AIM OF THE EXERCISE
Output every line of the material exactly.

════════════════

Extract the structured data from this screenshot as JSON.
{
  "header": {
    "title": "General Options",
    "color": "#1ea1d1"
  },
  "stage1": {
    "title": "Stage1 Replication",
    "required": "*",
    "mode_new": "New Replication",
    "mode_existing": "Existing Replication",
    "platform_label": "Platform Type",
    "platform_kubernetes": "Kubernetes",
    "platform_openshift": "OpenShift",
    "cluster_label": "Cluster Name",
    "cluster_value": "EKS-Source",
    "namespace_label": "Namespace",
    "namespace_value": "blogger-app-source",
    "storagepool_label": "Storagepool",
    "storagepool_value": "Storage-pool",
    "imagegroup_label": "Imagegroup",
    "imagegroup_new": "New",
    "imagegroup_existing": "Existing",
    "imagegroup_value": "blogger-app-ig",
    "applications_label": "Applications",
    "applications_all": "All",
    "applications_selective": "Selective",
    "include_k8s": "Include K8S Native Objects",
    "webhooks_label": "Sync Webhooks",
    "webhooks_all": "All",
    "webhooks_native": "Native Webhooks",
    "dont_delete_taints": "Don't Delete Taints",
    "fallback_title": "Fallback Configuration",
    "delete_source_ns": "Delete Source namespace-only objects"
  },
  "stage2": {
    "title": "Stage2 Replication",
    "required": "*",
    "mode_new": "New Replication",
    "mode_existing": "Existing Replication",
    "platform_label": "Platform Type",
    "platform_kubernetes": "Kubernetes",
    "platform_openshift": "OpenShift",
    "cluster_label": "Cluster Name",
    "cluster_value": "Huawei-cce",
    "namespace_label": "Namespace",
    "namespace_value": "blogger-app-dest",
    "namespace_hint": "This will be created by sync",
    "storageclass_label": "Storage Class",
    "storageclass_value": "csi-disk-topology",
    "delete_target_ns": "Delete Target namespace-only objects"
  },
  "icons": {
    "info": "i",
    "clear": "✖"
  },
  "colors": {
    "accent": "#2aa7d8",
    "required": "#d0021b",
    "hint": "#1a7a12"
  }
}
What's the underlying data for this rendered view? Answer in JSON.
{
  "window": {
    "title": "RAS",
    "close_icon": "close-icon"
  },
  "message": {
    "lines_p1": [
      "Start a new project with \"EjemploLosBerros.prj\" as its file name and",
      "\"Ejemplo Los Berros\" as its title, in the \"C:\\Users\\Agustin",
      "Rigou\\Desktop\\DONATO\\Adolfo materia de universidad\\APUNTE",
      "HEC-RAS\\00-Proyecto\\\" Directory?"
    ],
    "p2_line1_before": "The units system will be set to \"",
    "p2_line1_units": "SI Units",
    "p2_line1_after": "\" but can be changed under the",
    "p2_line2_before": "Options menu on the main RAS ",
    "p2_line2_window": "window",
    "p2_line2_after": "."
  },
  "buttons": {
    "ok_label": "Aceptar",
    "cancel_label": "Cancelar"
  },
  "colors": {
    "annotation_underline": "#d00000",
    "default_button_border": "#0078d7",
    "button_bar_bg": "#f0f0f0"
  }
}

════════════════

YOUR SOLUTION
Extract the structured data from this screenshot as JSON.
{
  "header": {
    "title": "General Options",
    "color": "#1ea1d1"
  },
  "stage1": {
    "title": "Stage1 Replication",
    "required": "*",
    "mode_new": "New Replication",
    "mode_existing": "Existing Replication",
    "platform_label": "Platform Type",
    "platform_kubernetes": "Kubernetes",
    "platform_openshift": "OpenShift",
    "cluster_label": "Cluster Name",
    "cluster_value": "EKS-Source",
    "namespace_label": "Namespace",
    "namespace_value": "blogger-app-source",
    "storagepool_label": "Storagepool",
    "storagepool_value": "Storage-pool",
    "imagegroup_label": "Imagegroup",
    "imagegroup_new": "New",
    "imagegroup_existing": "Existing",
    "imagegroup_value": "blogger-app-ig",
    "applications_label": "Applications",
    "applications_all": "All",
    "applications_selective": "Selective",
    "include_k8s": "Include K8S Native Objects",
    "webhooks_label": "Sync Webhooks",
    "webhooks_all": "All",
    "webhooks_native": "Native Webhooks",
    "dont_delete_taints": "Don't Delete Taints",
    "fallback_title": "Fallback Configuration",
    "delete_source_ns": "Delete Source namespace-only objects"
  },
  "stage2": {
    "title": "Stage2 Replication",
    "required": "*",
    "mode_new": "New Replication",
    "mode_existing": "Existing Replication",
    "platform_label": "Platform Type",
    "platform_kubernetes": "Kubernetes",
    "platform_openshift": "OpenShift",
    "cluster_label": "Cluster Name",
    "cluster_value": "Huawei-cce",
    "namespace_label": "Namespace",
    "namespace_value": "blogger-app-dest",
    "namespace_hint": "This will be created by sync",
    "storageclass_label": "Storage Class",
    "storageclass_value": "csi-disk-topology",
    "delete_target_ns": "Delete Target namespace-only objects"
  },
  "icons": {
    "info": "i",
    "clear": "✖"
  },
  "colors": {
    "accent": "#2aa7d8",
    "required": "#d0021b",
    "hint": "#1a7a12"
  }
}
What's the underlying data for this rendered view? Answer in JSON.
{
  "window": {
    "title": "RAS",
    "close_icon": "close-icon"
  },
  "message": {
    "lines_p1": [
      "Start a new project with \"EjemploLosBerros.prj\" as its file name and",
      "\"Ejemplo Los Berros\" as its title, in the \"C:\\Users\\Agustin",
      "Rigou\\Desktop\\DONATO\\Adolfo materia de universidad\\APUNTE",
      "HEC-RAS\\00-Proyecto\\\" Directory?"
    ],
    "p2_line1_before": "The units system will be set to \"",
    "p2_line1_units": "SI Units",
    "p2_line1_after": "\" but can be changed under the",
    "p2_line2_before": "Options menu on the main RAS ",
    "p2_line2_window": "window",
    "p2_line2_after": "."
  },
  "buttons": {
    "ok_label": "Aceptar",
    "cancel_label": "Cancelar"
  },
  "colors": {
    "annotation_underline": "#d00000",
    "default_button_border": "#0078d7",
    "button_bar_bg": "#f0f0f0"
  }
}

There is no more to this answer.